Working in an another Country
A country that I might want to work in would be India. India is actually regarded as a sub-continent, since it is a melting pot of several different cultures and ethnicities. This of course has a language implication. The country has 18 recognized languages which are all considered official and are spoken in different parts of the country (Arnett 2007). Out of these, Hindi is the most widely spoken language, and often acts as a unifier in this diverse nation.

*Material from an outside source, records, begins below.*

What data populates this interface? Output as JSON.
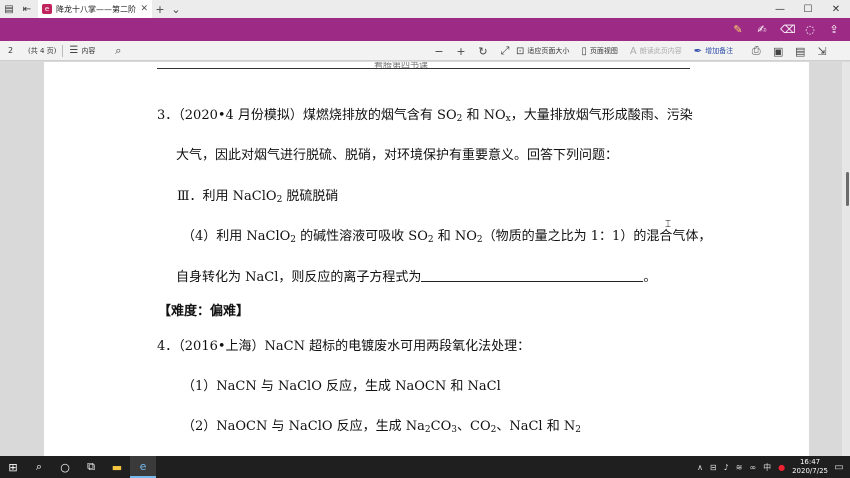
{
  "tab": {
    "title": "降龙十八掌——第二阶("
  },
  "ribbon_icons": [
    "highlighter-icon",
    "text-highlight-icon",
    "eraser-icon",
    "lasso-icon",
    "share-icon"
  ],
  "toolbar": {
    "page_number": "2",
    "page_count": "(共 4 页)",
    "contents_label": "内容",
    "fit_page_label": "适应页面大小",
    "page_view_label": "页面视图",
    "read_aloud_label": "朗读此页内容",
    "add_note_label": "增加备注"
  },
  "document": {
    "header_text": "看腾第四书课",
    "q3_line1": "3．（2020•4 月份模拟）煤燃烧排放的烟气含有 SO",
    "q3_line1_sub1": "2",
    "q3_line1_mid": " 和 NO",
    "q3_line1_sub2": "x",
    "q3_line1_end": "，大量排放烟气形成酸雨、污染",
    "q3_line2": "大气，因此对烟气进行脱硫、脱硝，对环境保护有重要意义。回答下列问题：",
    "q3_line3_a": "Ⅲ．利用 NaClO",
    "q3_line3_sub": "2",
    "q3_line3_b": " 脱硫脱硝",
    "q3_line4_a": "（4）利用 NaClO",
    "q3_line4_sub1": "2",
    "q3_line4_b": " 的碱性溶液可吸收 SO",
    "q3_line4_sub2": "2",
    "q3_line4_c": " 和 NO",
    "q3_line4_sub3": "2",
    "q3_line4_d": "（物质的量之比为 1：1）的混合气体，",
    "q3_line5_a": "自身转化为 NaCl，则反应的离子方程式为",
    "q3_line5_b": "。",
    "difficulty": "【难度：偏难】",
    "q4_line1": "4．（2016•上海）NaCN 超标的电镀废水可用两段氧化法处理：",
    "q4_line2": "（1）NaCN 与 NaClO 反应，生成 NaOCN 和 NaCl",
    "q4_line3_a": "（2）NaOCN 与 NaClO 反应，生成 Na",
    "q4_line3_sub1": "2",
    "q4_line3_b": "CO",
    "q4_line3_sub2": "3",
    "q4_line3_c": "、CO",
    "q4_line3_sub3": "2",
    "q4_line3_d": "、NaCl 和 N",
    "q4_line3_sub4": "2"
  },
  "taskbar": {
    "ime": "中",
    "time": "16:47",
    "date": "2020/7/25"
  }
}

The good thing though is that English is also a language of choice, especially in big towns and even educated youth in smaller towns. English is the language of instruction in school and business in the corporate world. I am proficient in English, but I think it would be important to also brush up on Hindi in order to have a more enriched working experience in India. For this, I intend to join a language course in the city in which I will be working, and take out some dedicated time to ensure some level of mastery over the language.
The next thing that I can do to become better in Hindi is to try and converse in it after a few basic lessons with friends I make at my new workplace. In my experience, a language truly gets assimilated when it is used in real life. India is a developing economy, but it is at a significant junction. The country has been progressing by leaps and bounds, and continues to develop its most precious of all resources, which is the manpower is has. The country is poised to become the next superpower, and for that it has an economy and business world which is geared up to achieve great heights.
When it comes to customs and beliefs like most Asian countries, society plays a pivotal role in how individuals lead their lives. In that sense, the culture is one which puts society before self, and gives high importance to institutions of family, marriage and bonding. This is something that is a uniform thread through the fabric of Indian society, and holds in together despite outwardly differences in terms of language, culture, food and attire. In terms of my working, I think I have an adaptable nature and will be able to appreciate the way this country works.
Definitely, I will take some time to adjust and get used to the way of life, but I think in terms of living and conducting oneself, there will be no problem in being just the way I am, as long as it is not offending anyone’s sentiments. I will of course have to be more careful keeping in mind work ethics, and respect given to elders. I will also have to learn to be sensitive to cultural differences like food and dress. For example, a majority of the Indians are Hindu’s, for whom the cow is a holy animal and hence eating beef is sacrilege.
This is one of those cultural truths that I will imbibe and hopefully master as times passes. All said and done though, I would like to definitely like the opportunity to work in India, since I have always admired its rich culture and way of working. I am sure I will be able to learn a lot from this country. I agree that there would be several challenges like will I be able to adapt to the new work environment, and will I get accepted by the people already part of the set-up.
Larger questions are on whether I will be able to deal with an alien land and people I know nothing about. However, in terms of challenges, I am sure there will be plenty, but I think that if I walk in with an open mind and knowledge about my host nation, then things should be fine. It is never easy to adjust to a new situation, but the beauty of life lies in accepting the unknown and becoming a better person through it. Works Cited Arnett, Robert. India Unveiled. Italy: Atman Press, 2007.Sample Essay of StudyFaq.com